The Candles of Advent

                                              

There is no way around it: this Advent is a dark time for me and many in my family, having just lost our beloved mother, grandmother and great-grandmother.

Yet, that's what the candles of Advent are for: they remind us that there is always Light. That Light is Christ, and He makes Himself known to us in many ways.

In my last post, I mentioned that we experienced many miracles as we spent time with my dying mother. Here is just one.

After being released from the hospital, we moved Mom to a nursing home, and she was placed in hospice care. For the first 6 or 7 days, my sisters and I were with her 24/7, in shifts. When they had to leave, my brother helped fill in.

The nursing home staff was remarkable. They excelled at Mom's care. They called her by name every time they came in the room.

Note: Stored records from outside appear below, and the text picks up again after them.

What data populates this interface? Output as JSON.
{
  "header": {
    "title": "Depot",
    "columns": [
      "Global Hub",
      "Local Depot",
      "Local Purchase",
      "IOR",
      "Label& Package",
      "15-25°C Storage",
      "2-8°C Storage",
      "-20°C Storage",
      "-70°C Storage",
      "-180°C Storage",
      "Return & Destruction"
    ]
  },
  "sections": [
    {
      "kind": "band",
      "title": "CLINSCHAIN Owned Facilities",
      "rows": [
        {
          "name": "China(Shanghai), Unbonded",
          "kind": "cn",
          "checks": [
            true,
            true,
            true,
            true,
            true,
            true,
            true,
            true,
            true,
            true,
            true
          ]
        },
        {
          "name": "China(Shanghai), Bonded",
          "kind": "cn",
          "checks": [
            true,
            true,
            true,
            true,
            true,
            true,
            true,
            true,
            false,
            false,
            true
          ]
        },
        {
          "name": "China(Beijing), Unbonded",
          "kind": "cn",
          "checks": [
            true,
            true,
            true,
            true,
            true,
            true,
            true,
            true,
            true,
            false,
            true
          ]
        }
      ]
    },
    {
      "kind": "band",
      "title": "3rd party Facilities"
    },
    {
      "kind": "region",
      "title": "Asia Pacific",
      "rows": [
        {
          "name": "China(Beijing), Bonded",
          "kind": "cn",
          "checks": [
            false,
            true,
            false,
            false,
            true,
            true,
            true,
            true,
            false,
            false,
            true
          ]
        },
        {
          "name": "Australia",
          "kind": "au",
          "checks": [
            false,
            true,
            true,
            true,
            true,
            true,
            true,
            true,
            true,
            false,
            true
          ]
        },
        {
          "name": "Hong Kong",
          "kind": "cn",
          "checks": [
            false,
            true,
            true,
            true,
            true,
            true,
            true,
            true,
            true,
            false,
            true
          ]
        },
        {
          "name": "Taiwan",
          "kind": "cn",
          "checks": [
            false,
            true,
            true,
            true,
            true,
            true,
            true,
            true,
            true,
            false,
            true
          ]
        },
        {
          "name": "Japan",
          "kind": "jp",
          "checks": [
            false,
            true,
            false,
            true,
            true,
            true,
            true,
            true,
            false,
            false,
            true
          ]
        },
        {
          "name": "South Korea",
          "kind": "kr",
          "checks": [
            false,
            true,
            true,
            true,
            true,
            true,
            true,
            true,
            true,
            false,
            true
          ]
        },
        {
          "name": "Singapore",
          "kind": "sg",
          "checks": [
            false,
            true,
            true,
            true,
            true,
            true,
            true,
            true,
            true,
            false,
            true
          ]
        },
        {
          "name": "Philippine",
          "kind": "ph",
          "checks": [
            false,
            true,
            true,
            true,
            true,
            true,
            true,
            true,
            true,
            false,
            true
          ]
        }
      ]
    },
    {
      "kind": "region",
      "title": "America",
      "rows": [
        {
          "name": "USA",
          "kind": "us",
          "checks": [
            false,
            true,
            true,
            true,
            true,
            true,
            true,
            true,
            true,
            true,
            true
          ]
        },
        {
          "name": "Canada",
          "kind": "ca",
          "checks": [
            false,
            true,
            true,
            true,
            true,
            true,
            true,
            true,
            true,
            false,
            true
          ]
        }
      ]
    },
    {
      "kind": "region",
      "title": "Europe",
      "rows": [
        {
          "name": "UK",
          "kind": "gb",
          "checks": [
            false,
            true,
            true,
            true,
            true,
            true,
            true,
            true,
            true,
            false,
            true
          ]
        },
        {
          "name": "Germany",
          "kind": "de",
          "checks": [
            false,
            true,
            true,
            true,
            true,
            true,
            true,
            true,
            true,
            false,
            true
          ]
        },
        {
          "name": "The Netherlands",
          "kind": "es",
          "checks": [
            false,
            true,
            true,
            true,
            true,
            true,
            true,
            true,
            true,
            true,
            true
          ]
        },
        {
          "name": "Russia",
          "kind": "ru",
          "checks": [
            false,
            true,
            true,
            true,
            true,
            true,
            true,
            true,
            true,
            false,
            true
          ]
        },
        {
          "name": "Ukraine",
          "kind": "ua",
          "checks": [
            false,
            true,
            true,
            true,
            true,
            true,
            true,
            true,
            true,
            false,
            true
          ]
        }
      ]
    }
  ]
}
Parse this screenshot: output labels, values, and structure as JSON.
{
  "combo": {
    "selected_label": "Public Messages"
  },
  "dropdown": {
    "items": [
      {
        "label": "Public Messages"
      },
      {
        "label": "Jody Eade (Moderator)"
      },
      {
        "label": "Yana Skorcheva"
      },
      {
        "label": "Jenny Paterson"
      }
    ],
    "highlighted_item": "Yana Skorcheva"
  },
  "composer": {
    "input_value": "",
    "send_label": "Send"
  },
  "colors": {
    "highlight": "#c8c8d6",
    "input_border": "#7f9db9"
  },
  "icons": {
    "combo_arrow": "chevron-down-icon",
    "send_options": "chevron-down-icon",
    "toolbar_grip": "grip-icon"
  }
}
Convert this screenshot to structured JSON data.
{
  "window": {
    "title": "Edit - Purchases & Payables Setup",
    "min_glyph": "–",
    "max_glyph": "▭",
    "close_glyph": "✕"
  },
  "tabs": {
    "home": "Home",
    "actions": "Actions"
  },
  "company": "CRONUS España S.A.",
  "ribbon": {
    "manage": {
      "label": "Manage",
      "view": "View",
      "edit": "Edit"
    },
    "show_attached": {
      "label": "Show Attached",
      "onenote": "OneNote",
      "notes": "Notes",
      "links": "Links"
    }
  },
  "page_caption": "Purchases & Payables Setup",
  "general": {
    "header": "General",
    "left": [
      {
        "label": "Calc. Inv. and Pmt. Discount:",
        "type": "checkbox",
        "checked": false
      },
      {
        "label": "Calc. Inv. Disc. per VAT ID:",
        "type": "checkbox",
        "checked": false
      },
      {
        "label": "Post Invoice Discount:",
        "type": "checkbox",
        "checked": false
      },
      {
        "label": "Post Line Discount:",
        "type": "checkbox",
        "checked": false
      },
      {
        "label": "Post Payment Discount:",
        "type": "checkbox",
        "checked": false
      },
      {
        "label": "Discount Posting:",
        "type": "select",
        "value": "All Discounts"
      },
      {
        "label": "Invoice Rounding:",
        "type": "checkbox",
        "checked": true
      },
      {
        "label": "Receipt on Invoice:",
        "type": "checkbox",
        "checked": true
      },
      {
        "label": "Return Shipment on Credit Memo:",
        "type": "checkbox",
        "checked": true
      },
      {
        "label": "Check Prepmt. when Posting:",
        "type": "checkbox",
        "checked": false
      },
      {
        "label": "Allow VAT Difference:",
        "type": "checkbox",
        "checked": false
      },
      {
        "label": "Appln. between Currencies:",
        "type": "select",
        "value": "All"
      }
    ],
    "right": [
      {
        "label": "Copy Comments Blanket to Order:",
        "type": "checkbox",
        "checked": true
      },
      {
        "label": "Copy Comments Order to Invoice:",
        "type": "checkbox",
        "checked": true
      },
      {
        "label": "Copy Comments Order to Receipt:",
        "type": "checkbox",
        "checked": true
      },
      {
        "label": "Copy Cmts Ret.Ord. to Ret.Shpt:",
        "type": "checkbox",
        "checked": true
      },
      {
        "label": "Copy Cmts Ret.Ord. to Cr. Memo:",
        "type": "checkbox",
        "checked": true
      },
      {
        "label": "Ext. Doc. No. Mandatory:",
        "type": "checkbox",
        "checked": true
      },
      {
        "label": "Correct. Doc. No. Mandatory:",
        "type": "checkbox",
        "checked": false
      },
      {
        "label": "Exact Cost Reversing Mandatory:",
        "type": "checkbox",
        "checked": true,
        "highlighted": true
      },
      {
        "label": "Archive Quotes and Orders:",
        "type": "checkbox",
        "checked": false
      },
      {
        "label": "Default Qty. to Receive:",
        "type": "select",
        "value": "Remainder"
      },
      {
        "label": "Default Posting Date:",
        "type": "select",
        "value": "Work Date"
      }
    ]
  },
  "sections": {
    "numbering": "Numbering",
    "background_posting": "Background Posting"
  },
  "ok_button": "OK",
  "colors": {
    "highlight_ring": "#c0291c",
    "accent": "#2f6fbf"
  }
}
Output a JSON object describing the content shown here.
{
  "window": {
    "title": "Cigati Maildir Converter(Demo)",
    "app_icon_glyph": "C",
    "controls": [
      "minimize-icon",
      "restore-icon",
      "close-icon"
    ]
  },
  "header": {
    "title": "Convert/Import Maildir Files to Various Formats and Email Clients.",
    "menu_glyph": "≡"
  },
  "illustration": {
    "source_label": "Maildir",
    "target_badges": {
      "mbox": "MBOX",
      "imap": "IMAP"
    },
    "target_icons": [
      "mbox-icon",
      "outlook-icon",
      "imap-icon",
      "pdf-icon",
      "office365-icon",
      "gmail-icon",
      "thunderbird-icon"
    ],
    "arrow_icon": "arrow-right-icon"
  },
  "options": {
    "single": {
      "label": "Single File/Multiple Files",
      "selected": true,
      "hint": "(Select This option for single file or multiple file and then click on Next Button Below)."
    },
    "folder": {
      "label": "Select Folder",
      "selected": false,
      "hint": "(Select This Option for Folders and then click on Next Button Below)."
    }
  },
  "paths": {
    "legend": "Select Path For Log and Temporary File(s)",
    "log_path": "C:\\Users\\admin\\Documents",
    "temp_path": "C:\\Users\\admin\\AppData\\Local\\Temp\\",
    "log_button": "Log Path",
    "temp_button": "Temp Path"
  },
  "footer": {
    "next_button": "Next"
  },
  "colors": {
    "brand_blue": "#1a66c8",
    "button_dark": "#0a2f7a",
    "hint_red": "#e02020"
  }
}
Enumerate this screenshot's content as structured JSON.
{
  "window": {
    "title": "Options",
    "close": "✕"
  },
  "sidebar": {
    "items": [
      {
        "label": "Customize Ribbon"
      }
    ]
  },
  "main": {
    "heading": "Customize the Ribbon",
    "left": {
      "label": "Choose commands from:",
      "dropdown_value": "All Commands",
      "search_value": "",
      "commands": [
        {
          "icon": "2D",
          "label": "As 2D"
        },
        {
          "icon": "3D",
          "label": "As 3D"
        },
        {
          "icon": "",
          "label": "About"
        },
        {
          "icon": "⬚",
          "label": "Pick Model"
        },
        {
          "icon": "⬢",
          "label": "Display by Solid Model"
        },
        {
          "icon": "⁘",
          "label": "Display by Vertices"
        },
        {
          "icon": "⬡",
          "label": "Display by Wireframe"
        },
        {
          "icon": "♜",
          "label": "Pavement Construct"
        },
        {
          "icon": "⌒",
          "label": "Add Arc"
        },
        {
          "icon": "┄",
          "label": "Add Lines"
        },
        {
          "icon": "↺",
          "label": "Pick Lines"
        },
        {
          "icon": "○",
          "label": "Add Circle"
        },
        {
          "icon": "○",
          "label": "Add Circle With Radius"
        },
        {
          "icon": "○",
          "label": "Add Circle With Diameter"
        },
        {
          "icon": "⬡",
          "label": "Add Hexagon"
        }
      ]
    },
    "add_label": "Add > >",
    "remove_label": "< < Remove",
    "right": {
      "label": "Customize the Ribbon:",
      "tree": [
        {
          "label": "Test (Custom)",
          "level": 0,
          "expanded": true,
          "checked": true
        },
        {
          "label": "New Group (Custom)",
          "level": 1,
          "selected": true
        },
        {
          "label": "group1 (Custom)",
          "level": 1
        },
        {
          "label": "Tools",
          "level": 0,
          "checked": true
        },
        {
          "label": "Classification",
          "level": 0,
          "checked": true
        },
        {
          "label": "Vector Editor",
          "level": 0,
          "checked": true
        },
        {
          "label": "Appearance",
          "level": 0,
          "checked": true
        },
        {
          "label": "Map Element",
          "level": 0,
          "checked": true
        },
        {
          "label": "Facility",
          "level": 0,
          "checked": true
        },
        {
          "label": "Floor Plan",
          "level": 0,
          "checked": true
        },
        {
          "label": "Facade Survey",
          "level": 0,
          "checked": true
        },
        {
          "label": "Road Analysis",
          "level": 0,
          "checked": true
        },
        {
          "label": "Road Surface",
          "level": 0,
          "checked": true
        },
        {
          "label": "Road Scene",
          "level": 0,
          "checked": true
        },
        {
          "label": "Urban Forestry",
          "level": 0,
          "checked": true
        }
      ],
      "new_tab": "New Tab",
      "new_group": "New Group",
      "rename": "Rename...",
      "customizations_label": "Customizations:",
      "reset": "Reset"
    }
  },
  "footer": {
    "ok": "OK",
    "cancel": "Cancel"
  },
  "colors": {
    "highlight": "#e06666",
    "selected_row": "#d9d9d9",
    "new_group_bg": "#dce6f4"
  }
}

They gently bathed her. They apologized for causing her discomfort whenever they had to move her to prevent bedsores. They truly cared for her, and for that I'm eternally grateful.

Beyond that, they took care of US. They brought in a small serving cart from the kitchen, and kept it stocked with hot water for tea, coffee, and snacks, which they replenished daily. They did everything they could to make us comfortable, with encouraging words, a hug, a smile.

About the third day or so before Mom died, two of the aides came into the room rolling a large recliner. They explained that it had belonged to a former resident. It didn't recline anymore, they apologized, but they had covered it with a clean sheet, and said they thought it would be more comfortable than the hard, straight back chairs we'd been using.

I very nearly wept.

That non-reclining recliner was soft and large enough to curl up in. It meant my strained neck and back could relax. I actually napped well for the first time in weeks.

The folks who work in nursing homes don't get paid much, in the scheme of things. Many of the residents can't thank them, due to dementia. Some of the residents are difficult to manage and care for. The staff has to move people, straining their own backs while being on their feet for 12-hour shifts. It's a hard and often thankless job.

I expected that they would take care of my mom, but they also took care of me and my siblings. They didn't have to. But they were lights in my Advent, bearing tea and a broken recliner.

Christ shows Himself in the most unexpected ways.

Christmas In Heaven, With A Few Miracles Along The Way

Yes, I've been awhile. But I have a really good excuse.

First, let's back up. I had decided in late summer/ early fall that it was time to leave my place of employment. I was thrilled when I was hired fairly quickly for a rather new company - pay was great, people all seemed nice, it was meaningful work. All was well.

Then I got fired after four days.

Honestly, I didn't take being fired all that badly, since I never really thought it was my fault. It's not like I poured sour milk in everyone's coffee for the weekly meeting, or took the boss' sports car for a spin around the block without permission. It was just a weird, "We don't think you're a good fit here." Eh, ok. They gave me a generous severance, so I figured I'd have a nice "cushion" while looking for another job.

Then my mom fell. My elderly mom. Three times. And broke a vertebrae.

While getting fired was not fun, I was the one of the four siblings with the most amount of free time. My two sisters were able to help out for a week, but then one had to get back to work and the other had family obligations. My brother is semi-retired, but that means he's also semi-working.

Mom spent about a week in the hospital, where we finally decided to have a "minor" procedure done to help alleviate her pretty excruciating pain in her back. That helped, but it was becoming clear to all of us that Mom was getting ready to die.

She was talking more and more about death, about caring for her grandmother when she died. She insisted that my brother call the priest for Last Rites (which she ended up receiving twice.)

Then, we moved her to the nursing home, and called in  hospice. By this time, she had stopped eating and drinking, so we knew our time with her was fairly limited.

And I suppose, in the scheme of things, it was. However, it isn't not unusual - we learned - that Depression-era kids tend to be quite tough, and they have strong hearts. And my mom's nearly-91 year old heart was not ready to stop beating too soon.

We prayed. We listen to music. I sang. We talked and reminisced. And when she finally decided she had fought long and hard enough, she slipped away - very peacefully.

Her funeral was December 7. I'm trying to get used to the idea of a world without my mom in it. We pray that she will be enjoying this Christmas in Heaven, and that we can all enjoy ours here, remembering what an incredible woman of faith she was.

I'll share more in the week ahead.

Into the Foggy Dew

If you've ever driven through a thick fog, you know what fear is. You can't see anything. You're not sure if you're stil...